The number of religious holidays has come under scrutiny in South Africa, after a report suggested that minority groups were discriminated against because only Christian holidays are officially recognised.
Christmas Day is the only religious holiday which is also a national public holiday, after Easter Monday was officially renamed Family Day.
But South Africa's Law Reform Commission argues that is unfair and says holidays from all religions should be treated equally. The commission noted that members of other religious groups do not get paid when they skip work to observing their own holidays.
Some 80% of South Africans are classed as Christian, according to the most recent available statistics, although many combine their Christian beliefs with traditional practices.
The chairman of the Commission for the Promotion and Protection of Rights of Cultural, Religious and Linguistic Communities Thoko Mkhwanazi-Xaluva said she supports a change.
"We are trying to find a middle road for the country that's not going to make people angry, that's not going to start a religious war," she said.
"But once you take Christianity alone and you give all the Christians all the happiness and give others nothing, then it's unconstitutional," she added.
The commission says that the constitutional guarantee of minority rights should extend to recognition of minority faith holidays.
It did not take too long before there was a push back from some Christians who were not happy with the proposal.
The leader of the African Christian Democratic Party (ACDP), Reverend Kenneth Meshoe, said that if Christmas was removed from the holiday calendar - to achieve equality - it would imply that "South Africans don't need God in their lives, which would have serious consequences".

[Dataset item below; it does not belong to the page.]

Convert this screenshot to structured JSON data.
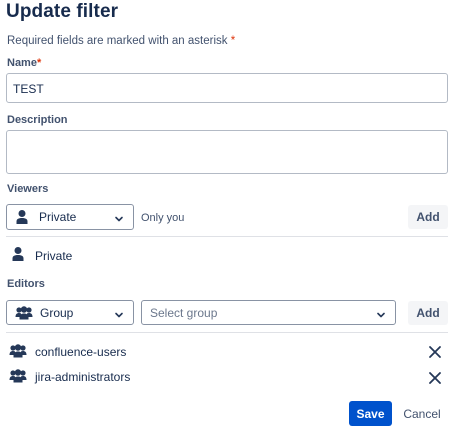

Mr Meshoe also said that if the matter came before parliament, the ACDP would lobby Christians from other parties to vote in favour of retaining Christian holidays.
This is not the first time the matter has been raised here in South Africa.
In 1994 at the end of apartheid, Ascension Day was removed as a public holiday and Easter was officially renamed Family Day, although most people still refer to it as Easter.
Ten years later the issue of holidays was discussed again by the Department of Home Affairs but it was later abandoned.
Religion in South Africa (most recent figures)
Other beliefs: 0.6%
No religion: 15%
Source: Census 2001
But what has been the trend elsewhere on the continent?
In Nigeria, Africa's most populous nation, which is roughly equally split between Christians and Muslims, both Christmas and the Prophet Muhammad's birthday Eid el-Maulud are national holidays.
In Senegal, a country I have visited many times and which enjoys one of the most harmonious relations between majority and minority groups on the continent, there is much more understanding.
In addition to Independence Day and Labour Day, it has numerous paid religious holidays.
Which country has most holidays?
- India: Up to 21 a year (depending on state)
- China: Varies per year - 20 in 2015
- Colombia: 18
- Lebanon, Burkina Faso: 17
- Thailand: 16
- Mauritius: 15
- Senegal, Monaco: 14
- Nigeria: 12 national holidays and two local holidays
- Spain, South Africa, South Korea, Russia: 12
- UK: 8
- US: 10
Sources: wego.com; officeholidays.com; 2013 Mercer study and others
Some 94% of the country is Muslim and so Eid al-Fitr (the end of the fasting month of Ramadan) and Eid al-Adha (Feast of Sacrifice) are national holidays. Indeed, there are often two - when different sects celebrate the holidays on different days.
But Christmas Day, Easter and Ascension are also national holidays - and are celebrated by the 5% of the population who are Christians.
While this may go some way to forging religious harmony, business leaders there complain bitterly about the loss of productivity.
Back in South Africa, the business community is already complaining about the number of public holidays and so would not take kindly to the idea of appeasing minority groups by having any more religious holidays.
A task team was established two years ago to look into the idea of reducing the number.
Although there were some recommendations that the country could do without a couple of days holiday, it was generally accepted that comparatively, Africa's most industrialised economy was not out of kilter with the rest of the world.
South Africa has 13 public holidays during the course of the year, Malaysia has 12 and the United States, Singapore and France 11.
Christo Botes, Executive Director of Business Partners Limited, said the problem was a month like April where they are crammed together in one month, affecting productivity levels.
So for business, the idea is not necessarily to reduce the number of bank holidays but to spread them out in such a way to reduce their impact on the factories and other industries.
During April's xenophobic attacks, some suggested that South Africa should have Africa Day on 25 May as a paid holiday, as is the case in many other countries on the continent.
The hope was that this would bring locals closer to the idea of an African Union ideology.
But no-one has raised this idea since the violence subsided.
So the debate about how many public holidays South Africans should enjoy looks set to rumble on.